[Dataset rows for apps and sites]
* * *
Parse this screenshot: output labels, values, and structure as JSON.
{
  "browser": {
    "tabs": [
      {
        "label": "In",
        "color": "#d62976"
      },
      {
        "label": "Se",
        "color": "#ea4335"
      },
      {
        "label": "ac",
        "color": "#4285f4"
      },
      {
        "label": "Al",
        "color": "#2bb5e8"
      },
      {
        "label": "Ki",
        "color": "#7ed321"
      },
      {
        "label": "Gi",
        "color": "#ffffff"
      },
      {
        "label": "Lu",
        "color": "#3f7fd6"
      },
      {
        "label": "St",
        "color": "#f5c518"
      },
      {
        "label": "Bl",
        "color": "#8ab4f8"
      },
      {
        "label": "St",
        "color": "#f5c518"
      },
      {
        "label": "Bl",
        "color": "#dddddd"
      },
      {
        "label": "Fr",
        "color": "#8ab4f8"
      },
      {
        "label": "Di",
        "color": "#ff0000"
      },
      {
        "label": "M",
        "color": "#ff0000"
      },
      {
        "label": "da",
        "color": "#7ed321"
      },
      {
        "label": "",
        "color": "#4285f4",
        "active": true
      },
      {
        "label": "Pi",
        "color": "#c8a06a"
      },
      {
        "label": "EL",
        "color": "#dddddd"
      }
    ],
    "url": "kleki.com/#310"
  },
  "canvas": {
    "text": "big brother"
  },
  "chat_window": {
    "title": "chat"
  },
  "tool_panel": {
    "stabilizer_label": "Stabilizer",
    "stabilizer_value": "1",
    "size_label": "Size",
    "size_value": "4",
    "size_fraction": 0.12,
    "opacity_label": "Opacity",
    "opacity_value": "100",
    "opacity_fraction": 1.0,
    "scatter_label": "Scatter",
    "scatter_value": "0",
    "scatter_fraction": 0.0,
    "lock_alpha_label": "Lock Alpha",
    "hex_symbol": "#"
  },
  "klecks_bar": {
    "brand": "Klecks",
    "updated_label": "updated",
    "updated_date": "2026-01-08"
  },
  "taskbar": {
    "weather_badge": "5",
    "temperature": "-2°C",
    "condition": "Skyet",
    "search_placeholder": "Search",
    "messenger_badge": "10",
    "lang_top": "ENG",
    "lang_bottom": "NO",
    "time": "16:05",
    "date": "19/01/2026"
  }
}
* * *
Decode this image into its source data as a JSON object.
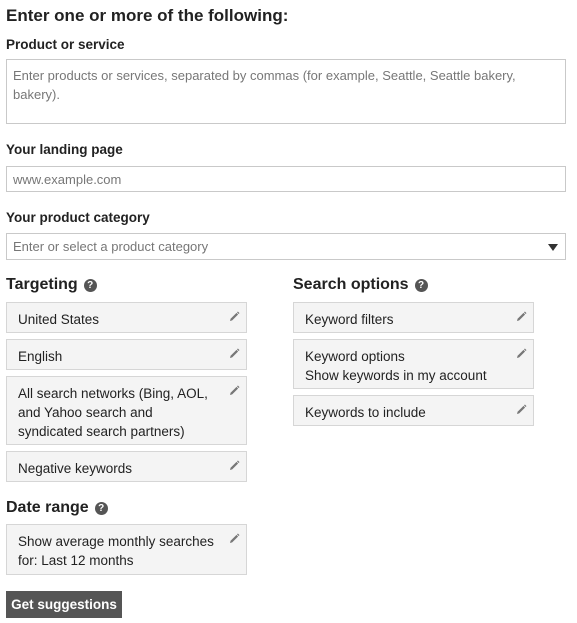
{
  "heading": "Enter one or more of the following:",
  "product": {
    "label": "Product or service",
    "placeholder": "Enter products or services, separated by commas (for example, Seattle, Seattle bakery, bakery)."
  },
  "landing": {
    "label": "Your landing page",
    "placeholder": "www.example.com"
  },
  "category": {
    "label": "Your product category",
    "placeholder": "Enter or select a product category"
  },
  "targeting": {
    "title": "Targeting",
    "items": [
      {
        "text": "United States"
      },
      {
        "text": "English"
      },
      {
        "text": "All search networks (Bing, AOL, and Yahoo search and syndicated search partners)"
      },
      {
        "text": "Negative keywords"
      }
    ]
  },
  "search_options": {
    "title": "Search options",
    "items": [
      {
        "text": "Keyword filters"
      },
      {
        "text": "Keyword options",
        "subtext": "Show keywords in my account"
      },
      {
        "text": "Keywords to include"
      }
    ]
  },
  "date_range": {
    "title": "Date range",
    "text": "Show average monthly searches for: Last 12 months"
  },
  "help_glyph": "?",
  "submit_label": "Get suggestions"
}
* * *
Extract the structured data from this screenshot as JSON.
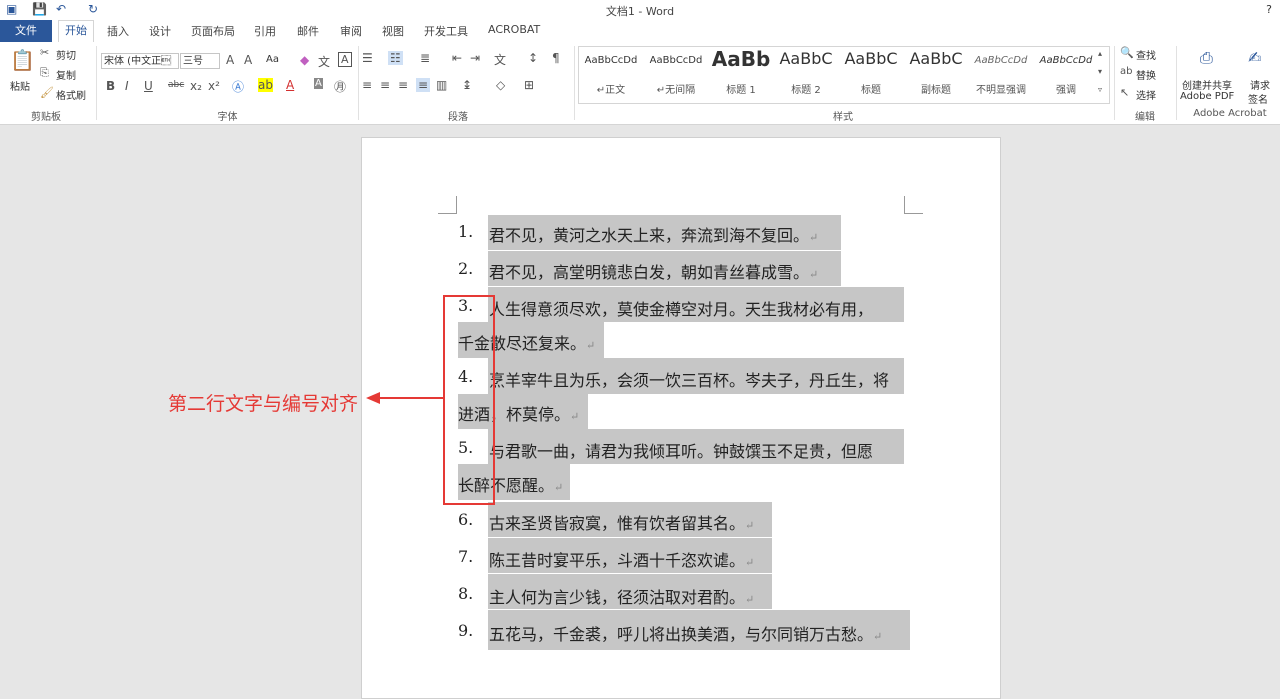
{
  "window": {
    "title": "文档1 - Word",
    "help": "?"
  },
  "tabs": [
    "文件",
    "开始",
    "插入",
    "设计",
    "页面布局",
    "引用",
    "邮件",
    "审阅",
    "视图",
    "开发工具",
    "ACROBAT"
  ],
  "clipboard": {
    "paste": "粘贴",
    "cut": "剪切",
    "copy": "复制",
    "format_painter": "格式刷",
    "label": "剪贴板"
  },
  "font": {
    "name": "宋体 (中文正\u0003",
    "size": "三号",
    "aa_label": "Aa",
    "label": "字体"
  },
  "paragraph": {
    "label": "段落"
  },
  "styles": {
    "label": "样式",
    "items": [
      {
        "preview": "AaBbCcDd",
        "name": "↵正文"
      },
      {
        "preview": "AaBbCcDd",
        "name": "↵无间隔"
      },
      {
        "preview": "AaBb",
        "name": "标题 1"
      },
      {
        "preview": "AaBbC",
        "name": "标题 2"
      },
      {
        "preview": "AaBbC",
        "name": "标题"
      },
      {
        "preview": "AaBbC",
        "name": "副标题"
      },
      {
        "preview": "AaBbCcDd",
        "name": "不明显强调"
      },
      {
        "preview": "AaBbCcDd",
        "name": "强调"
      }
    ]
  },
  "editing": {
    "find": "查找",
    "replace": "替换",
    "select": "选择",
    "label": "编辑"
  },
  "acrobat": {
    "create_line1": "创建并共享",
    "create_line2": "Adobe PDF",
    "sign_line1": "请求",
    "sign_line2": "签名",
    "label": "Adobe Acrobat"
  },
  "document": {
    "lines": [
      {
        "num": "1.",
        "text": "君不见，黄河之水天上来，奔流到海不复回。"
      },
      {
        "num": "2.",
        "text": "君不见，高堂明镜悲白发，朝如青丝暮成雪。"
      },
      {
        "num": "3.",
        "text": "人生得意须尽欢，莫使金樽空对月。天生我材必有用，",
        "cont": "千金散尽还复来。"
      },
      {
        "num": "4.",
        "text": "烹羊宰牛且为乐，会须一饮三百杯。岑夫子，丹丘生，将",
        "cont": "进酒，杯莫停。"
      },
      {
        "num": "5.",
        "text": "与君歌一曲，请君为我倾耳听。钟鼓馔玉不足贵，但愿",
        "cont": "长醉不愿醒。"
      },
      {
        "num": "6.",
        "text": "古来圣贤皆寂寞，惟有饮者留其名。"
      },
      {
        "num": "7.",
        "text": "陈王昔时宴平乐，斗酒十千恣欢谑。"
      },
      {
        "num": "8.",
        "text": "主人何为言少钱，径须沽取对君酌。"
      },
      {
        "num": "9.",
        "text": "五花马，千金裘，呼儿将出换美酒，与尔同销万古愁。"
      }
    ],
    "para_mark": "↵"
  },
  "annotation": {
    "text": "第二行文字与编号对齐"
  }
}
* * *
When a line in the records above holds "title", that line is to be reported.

    "title": "chat"
    "title": "Targeting",
    "title": "Search options",
    "title": "Date range",
    "title": "文档1 - Word",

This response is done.